Through performance, imagination blossoms. When the students were assigned to their roles in Macbeth, they had two assignments: to highlight their “can’t-miss” lines and to explore the intentions of their characters. Through this lens, students pulled their characters out of the storyline to ask: Where are they coming from? Where are they going to? What is the ideal outcome for this character? When they approach the text with these genuine questions, the language opens up for them, offering new interpretations and perspectives. I loved watching the students empathize with and embody their characters more and more as they familiarized themselves with their lines.

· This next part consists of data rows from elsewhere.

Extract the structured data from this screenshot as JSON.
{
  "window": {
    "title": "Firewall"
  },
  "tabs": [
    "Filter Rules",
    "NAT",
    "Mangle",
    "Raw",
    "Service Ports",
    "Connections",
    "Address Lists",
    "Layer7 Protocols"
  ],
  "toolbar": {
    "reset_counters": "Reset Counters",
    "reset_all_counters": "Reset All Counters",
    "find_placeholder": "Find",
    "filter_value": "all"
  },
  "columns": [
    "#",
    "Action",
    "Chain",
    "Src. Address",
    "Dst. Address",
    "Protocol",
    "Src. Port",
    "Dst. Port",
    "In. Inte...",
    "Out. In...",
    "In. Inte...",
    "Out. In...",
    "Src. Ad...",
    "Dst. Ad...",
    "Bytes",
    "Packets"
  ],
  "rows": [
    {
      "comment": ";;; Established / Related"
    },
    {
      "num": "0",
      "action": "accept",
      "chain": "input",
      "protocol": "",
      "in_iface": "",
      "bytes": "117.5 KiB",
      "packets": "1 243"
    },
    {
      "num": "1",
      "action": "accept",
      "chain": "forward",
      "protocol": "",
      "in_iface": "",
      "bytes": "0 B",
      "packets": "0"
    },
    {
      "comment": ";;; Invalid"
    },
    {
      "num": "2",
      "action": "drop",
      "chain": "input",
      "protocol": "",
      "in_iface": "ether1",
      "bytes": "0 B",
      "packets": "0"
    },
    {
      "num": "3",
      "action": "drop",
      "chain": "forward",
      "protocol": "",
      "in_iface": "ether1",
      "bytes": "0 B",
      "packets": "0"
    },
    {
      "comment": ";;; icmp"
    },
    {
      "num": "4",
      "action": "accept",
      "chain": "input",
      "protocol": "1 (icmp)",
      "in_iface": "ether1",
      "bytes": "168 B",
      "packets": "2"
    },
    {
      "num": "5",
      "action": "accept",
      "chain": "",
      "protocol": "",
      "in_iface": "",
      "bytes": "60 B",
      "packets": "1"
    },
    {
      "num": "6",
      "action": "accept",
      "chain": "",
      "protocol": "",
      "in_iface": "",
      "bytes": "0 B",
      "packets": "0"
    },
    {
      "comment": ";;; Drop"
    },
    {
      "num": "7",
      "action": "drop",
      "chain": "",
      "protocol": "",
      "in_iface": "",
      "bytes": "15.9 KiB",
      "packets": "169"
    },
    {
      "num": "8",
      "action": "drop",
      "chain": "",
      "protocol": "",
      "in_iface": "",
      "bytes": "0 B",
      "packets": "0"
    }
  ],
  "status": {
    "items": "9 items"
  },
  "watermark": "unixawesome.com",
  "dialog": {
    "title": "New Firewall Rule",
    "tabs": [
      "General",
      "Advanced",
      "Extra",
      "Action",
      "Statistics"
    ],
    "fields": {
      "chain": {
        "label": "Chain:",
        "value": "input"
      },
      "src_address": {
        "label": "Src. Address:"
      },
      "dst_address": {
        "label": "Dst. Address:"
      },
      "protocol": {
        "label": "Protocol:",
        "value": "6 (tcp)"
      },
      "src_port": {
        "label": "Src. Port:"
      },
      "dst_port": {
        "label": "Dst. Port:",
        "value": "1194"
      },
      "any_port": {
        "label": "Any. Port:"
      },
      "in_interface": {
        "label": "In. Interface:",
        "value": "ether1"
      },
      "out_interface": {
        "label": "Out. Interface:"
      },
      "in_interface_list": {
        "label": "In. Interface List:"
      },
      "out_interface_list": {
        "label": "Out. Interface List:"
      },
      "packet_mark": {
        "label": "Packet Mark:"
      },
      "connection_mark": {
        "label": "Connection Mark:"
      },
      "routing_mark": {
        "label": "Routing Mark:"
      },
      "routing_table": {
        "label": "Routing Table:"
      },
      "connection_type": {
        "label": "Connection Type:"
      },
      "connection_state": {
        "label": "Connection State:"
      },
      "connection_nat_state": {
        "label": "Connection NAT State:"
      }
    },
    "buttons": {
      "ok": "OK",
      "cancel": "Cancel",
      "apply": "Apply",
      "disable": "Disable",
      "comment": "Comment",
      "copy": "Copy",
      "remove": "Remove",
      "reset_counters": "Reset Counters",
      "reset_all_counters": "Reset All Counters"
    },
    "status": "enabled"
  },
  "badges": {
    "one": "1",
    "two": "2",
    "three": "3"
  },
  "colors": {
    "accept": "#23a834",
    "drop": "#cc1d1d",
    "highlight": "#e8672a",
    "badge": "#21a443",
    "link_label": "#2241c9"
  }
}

I’m glad to report that the students did a fabulous job with the content. With only five (!) total days in the unit, students were able to understand the plot of Macbeth, study their lines, block their scenes, select costumes, create a set, write transition scripts, rehearse, and put on a quirky and passionate performance for an enthusiastic staff audience. I’m so grateful for this opportunity for the students to interact with Shakespeare, and for this demonstration of just how much the students can do in a short amount of time.
-Robiny Jamerson, English Teacher